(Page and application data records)

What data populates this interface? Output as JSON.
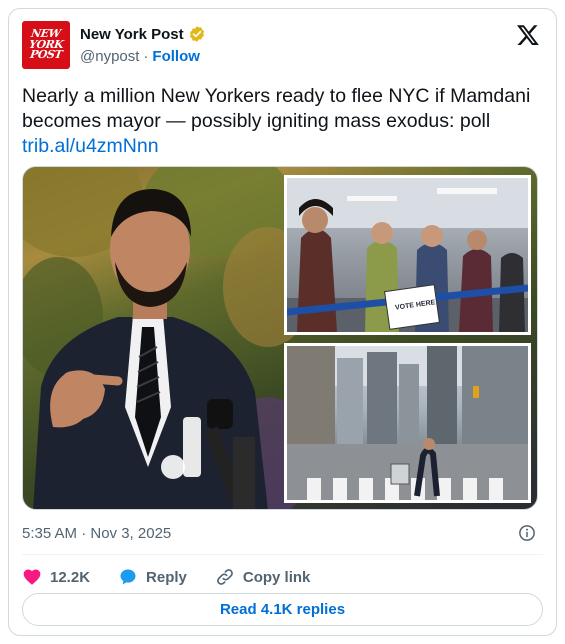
{
  "account": {
    "name": "New York Post",
    "handle": "@nypost",
    "separator": "·",
    "follow_label": "Follow",
    "avatar_lines": [
      "NEW",
      "YORK",
      "POST"
    ],
    "verified_icon": "verified-badge-icon",
    "brand_color": "#d60e17"
  },
  "platform_icon": "x-logo-icon",
  "tweet": {
    "text": "Nearly a million New Yorkers ready to flee NYC if Mamdani becomes mayor — possibly igniting mass exodus: poll",
    "link": "trib.al/u4zmNnn"
  },
  "media": {
    "inset_sign": "VOTE HERE"
  },
  "meta": {
    "timestamp": "5:35 AM · Nov 3, 2025"
  },
  "actions": {
    "likes": "12.2K",
    "reply_label": "Reply",
    "copy_label": "Copy link"
  },
  "read_replies_label": "Read 4.1K replies",
  "colors": {
    "link": "#006fd6",
    "muted": "#536471",
    "like": "#f91880",
    "reply": "#1d9bf0"
  }
}
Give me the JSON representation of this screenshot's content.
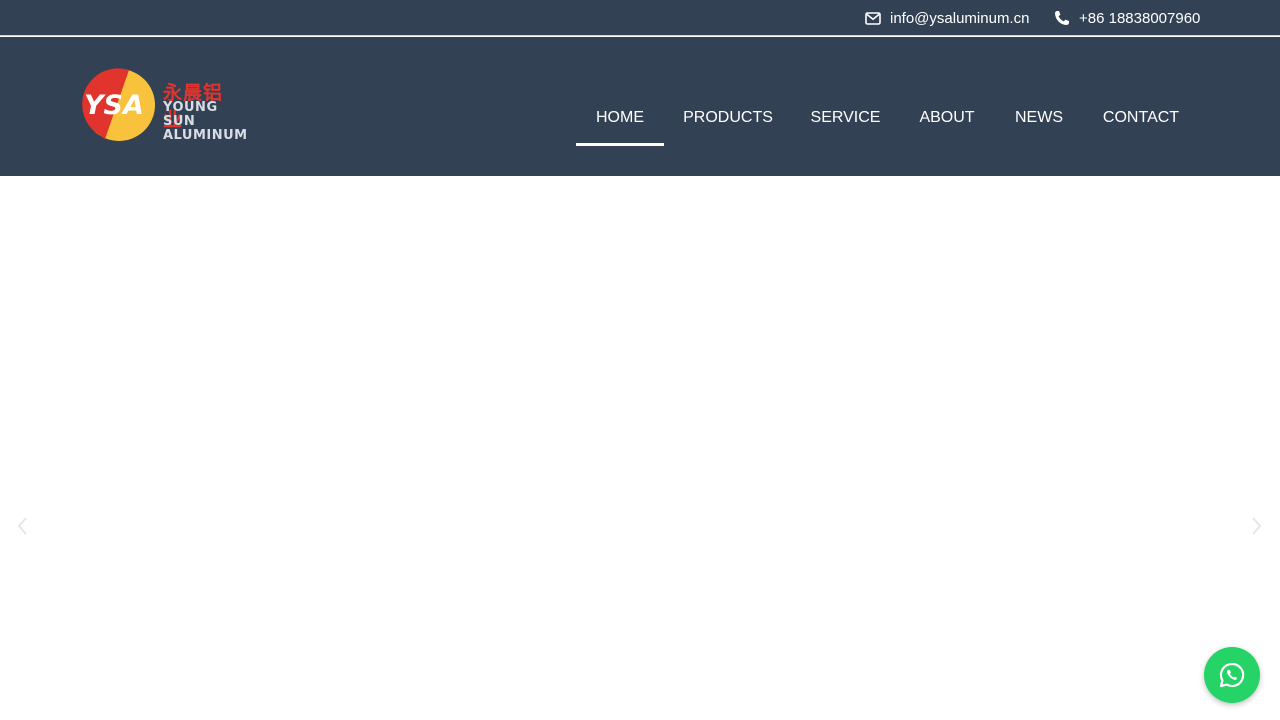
{
  "topbar": {
    "email": "info@ysaluminum.cn",
    "phone": "+86 18838007960",
    "email_icon": "envelope-icon",
    "phone_icon": "phone-icon"
  },
  "logo": {
    "mark": "YSA",
    "chinese_name": "永晨铝业",
    "english_line1": "YOUNG SUN",
    "english_line2": "ALUMINUM"
  },
  "nav": {
    "items": [
      {
        "label": "HOME",
        "active": true
      },
      {
        "label": "PRODUCTS",
        "active": false
      },
      {
        "label": "SERVICE",
        "active": false
      },
      {
        "label": "ABOUT",
        "active": false
      },
      {
        "label": "NEWS",
        "active": false
      },
      {
        "label": "CONTACT",
        "active": false
      }
    ]
  },
  "slider": {
    "prev_icon": "chevron-left-icon",
    "next_icon": "chevron-right-icon"
  },
  "whatsapp": {
    "icon": "whatsapp-icon"
  },
  "colors": {
    "header_bg": "#334155",
    "accent_red": "#e0342c",
    "accent_yellow": "#f9c23c",
    "whatsapp_green": "#25d366"
  }
}
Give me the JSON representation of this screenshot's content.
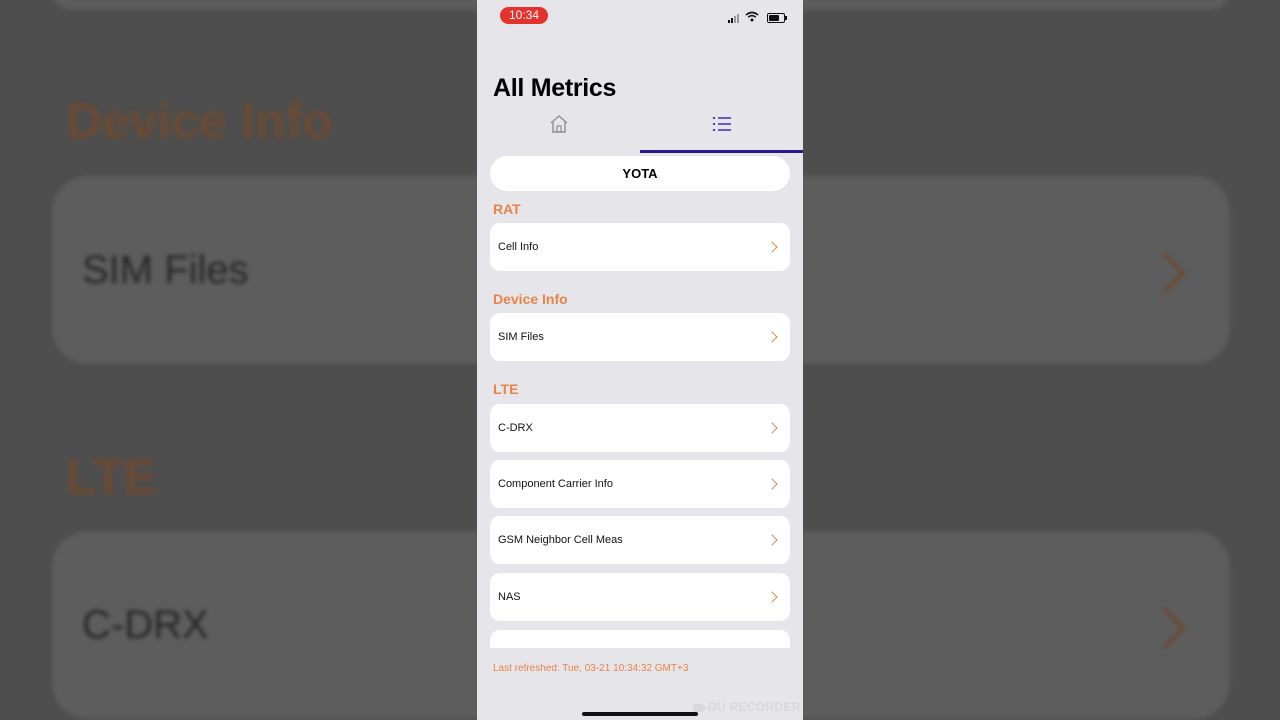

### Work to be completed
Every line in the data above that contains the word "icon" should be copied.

### Answer to the problem
    "verified_icon": "verified-badge-icon",
  "platform_icon": "x-logo-icon",
    "email_icon": "envelope-icon",
    "phone_icon": "phone-icon"
    "prev_icon": "chevron-left-icon",
    "next_icon": "chevron-right-icon"
    "icon": "whatsapp-icon"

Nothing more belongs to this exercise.